Utopiaroa captures the contradictions embedded within European concepts of the natural environment. Jenna Packer breaks down Romantic tropes of terrible beauty of the wild landscape; she presents sanctuaries, terrible in their own way, whose beauty is due to human dominion, control, and exploitation of nature.
When European colonisers arrived in Aotearoa, they did so in the name of progress. Pākehā settlers saw a land full of resources to be tamed and utilised: bush was felled for timber, wetlands were drained for pasture, the hills were mined for gold. At the same time, the Victorian sensibility for collecting and curating was finding expression in pteridomania, or “fern madness”, and greenhouses full of nurtured and coddled exotic flora were established in homes across Britain. Both impulses have their roots in a modern desire to corral and quantify the natural world.

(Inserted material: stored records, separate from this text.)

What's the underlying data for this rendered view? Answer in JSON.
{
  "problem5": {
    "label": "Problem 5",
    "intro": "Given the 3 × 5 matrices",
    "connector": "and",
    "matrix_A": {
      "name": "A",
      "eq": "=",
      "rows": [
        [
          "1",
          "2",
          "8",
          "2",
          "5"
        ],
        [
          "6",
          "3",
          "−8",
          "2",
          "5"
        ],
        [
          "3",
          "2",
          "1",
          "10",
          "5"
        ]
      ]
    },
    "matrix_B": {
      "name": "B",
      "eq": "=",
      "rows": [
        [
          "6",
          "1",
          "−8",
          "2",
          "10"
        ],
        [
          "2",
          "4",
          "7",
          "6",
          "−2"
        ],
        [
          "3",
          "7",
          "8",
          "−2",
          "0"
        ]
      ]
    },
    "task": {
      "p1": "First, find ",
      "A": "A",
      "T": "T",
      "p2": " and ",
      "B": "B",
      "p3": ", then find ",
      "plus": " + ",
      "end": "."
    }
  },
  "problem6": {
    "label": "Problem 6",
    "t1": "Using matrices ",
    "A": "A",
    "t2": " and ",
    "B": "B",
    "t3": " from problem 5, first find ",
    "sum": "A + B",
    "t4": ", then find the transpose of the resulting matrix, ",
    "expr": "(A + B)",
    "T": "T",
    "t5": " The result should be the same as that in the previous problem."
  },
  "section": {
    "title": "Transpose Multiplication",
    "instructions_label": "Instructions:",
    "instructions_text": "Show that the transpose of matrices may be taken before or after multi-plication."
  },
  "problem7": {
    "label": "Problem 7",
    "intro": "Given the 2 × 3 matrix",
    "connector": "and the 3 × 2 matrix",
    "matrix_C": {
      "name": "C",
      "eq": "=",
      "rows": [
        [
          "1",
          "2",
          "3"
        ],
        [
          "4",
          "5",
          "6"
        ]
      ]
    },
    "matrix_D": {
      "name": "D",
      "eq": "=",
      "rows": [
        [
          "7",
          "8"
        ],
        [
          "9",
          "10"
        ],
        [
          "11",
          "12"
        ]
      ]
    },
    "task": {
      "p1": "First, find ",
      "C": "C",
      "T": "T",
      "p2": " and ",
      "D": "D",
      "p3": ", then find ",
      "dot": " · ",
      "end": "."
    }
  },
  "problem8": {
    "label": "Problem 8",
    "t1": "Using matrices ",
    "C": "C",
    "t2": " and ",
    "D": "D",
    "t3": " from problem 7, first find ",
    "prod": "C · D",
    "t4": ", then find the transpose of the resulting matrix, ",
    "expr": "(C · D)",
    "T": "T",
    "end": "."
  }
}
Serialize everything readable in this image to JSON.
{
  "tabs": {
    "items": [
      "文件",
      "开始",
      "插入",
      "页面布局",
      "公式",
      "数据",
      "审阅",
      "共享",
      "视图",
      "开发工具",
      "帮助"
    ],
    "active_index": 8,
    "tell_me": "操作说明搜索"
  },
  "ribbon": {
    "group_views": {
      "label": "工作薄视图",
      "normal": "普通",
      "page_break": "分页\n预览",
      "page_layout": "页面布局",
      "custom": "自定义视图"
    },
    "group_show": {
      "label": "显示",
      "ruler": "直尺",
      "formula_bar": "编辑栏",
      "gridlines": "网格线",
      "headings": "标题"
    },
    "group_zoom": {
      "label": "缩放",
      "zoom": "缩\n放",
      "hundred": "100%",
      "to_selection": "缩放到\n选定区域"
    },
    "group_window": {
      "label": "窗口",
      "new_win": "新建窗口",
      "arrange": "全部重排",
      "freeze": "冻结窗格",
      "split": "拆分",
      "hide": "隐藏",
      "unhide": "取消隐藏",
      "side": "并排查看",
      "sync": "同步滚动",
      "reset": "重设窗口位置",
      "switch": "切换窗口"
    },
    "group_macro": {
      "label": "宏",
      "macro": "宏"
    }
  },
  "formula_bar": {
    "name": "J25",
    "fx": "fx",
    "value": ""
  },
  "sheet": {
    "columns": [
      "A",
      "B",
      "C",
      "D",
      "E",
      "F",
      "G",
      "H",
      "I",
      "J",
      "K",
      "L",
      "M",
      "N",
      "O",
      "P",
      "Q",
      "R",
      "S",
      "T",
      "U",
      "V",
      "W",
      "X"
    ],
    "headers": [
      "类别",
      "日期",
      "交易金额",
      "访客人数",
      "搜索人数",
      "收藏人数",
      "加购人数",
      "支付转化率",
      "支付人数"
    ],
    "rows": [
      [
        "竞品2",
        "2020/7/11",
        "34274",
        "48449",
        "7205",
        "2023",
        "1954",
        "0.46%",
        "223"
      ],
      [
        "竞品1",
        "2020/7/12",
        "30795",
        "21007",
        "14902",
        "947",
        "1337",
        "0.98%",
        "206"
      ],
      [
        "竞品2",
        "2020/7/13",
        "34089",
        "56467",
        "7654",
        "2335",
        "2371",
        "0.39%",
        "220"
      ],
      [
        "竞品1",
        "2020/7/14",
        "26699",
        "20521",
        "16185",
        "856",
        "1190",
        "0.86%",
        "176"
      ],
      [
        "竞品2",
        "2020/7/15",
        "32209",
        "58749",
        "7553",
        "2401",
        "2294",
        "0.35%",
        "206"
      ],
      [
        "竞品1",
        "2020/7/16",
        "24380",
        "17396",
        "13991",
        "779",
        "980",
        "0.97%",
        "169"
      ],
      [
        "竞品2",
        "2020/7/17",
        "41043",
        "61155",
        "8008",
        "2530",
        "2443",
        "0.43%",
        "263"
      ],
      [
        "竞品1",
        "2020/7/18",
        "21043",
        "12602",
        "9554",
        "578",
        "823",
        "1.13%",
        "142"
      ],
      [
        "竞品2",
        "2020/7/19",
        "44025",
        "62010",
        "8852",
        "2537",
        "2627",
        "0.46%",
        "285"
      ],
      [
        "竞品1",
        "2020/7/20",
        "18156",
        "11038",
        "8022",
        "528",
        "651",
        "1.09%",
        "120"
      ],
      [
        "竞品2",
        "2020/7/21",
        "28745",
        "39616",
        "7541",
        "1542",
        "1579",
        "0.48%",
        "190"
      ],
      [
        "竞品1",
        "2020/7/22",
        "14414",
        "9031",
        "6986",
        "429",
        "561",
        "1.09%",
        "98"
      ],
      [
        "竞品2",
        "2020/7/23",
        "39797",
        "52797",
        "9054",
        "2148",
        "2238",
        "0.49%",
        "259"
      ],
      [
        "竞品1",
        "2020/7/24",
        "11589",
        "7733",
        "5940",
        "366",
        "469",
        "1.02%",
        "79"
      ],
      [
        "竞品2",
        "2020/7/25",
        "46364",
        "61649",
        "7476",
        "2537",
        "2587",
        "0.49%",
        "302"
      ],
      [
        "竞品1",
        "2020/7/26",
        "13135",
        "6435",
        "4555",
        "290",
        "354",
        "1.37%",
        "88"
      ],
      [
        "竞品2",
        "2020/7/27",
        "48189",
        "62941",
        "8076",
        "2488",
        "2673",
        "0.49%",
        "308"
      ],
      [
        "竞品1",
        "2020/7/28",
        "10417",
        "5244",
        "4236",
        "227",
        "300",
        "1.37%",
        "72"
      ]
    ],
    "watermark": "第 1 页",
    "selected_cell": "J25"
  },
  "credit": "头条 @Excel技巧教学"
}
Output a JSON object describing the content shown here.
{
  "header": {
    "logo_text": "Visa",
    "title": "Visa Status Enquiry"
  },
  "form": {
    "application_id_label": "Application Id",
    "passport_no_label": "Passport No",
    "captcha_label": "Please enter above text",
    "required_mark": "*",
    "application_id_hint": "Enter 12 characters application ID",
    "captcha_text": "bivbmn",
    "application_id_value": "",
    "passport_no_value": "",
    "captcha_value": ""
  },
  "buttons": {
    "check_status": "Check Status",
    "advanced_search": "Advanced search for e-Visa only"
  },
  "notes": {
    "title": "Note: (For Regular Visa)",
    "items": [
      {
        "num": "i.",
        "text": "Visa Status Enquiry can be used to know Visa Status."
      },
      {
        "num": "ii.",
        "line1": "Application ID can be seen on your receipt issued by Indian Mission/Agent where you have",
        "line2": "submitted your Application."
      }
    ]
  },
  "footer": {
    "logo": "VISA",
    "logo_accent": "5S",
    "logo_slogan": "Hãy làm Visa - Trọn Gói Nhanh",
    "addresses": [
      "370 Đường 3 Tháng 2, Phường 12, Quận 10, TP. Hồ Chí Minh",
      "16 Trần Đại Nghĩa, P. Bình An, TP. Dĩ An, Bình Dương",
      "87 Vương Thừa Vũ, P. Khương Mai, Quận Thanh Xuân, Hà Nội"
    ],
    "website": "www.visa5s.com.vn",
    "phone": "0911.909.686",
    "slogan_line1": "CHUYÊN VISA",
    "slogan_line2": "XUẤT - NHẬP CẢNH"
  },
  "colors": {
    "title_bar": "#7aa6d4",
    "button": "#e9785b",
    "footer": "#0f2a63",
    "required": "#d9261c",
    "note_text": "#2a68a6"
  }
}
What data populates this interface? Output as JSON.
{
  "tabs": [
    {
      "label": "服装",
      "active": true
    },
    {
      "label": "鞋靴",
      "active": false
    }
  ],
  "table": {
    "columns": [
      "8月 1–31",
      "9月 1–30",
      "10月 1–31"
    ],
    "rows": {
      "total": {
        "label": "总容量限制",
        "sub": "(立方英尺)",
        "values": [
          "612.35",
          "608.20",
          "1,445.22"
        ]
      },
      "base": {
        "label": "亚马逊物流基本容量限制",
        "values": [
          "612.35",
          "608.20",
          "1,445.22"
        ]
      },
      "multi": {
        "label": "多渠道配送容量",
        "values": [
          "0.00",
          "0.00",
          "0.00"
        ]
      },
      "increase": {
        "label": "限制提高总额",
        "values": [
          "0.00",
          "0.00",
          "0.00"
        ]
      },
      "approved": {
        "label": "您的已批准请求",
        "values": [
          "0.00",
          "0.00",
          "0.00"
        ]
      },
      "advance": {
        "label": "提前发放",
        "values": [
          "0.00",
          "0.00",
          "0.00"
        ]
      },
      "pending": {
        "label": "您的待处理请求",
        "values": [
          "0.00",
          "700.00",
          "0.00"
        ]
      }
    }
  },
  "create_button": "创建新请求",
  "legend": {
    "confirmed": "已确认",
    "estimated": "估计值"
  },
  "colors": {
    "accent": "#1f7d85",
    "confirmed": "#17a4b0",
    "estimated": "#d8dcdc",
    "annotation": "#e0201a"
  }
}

In the eponymous work, Utopiaroa, European settler experiences of the environment are physically manifested in the straight lines of the surveyed road and water race that slices through the landscape. Curlicue hedge mazes and clipped topiary have no purpose other than the display of privilege and wealth. Both are at odds with the human scale of the gardens tended in common and the clustered village houses. The chaotic richness of the bush is being figuratively and literally cut down to size whilst ponga thrive against the odds - an ironic nod to the dissonant drives to extract economic benefit from nature on one hand and to preserve certain of its elements on the other.
Winter Garden tells the story of plantlife preserved within glass arks, whilst the surrounding lands are denuded and divided into economically productive parcels. The modern-day glasshouse developed from terraria designed around 1829 to protect fern collections from London’s smog; a well-known version of these was the “Wardian case”, visually referenced in Terrarium. It is telling that the architect of London’s famed Crystal Palace was a glasshouse designer, but that the building’s purpose was to showcase economic might of the Empire and the marvels of industrial inventions that were to revolutionise agriculture.
A suite of works in Utopiaroa reveals carefully tended garden scenes framed by soaring glass and steel architecture. Within controlled atmospheres, nature is instrumentalised to provide solace and respite for humankind. Under the guise of preservation, botanical examples are carefully curated to suit aesthetic impulses and are living reminders of the wonders of scientific progress. The filtered light that infuses the aptly named Elysian Pool reinforces the otherworldliness of an unnatural nature; the crowded darkness of Pteridomania however, hints at the wilderness lying just underneath the manicured surface.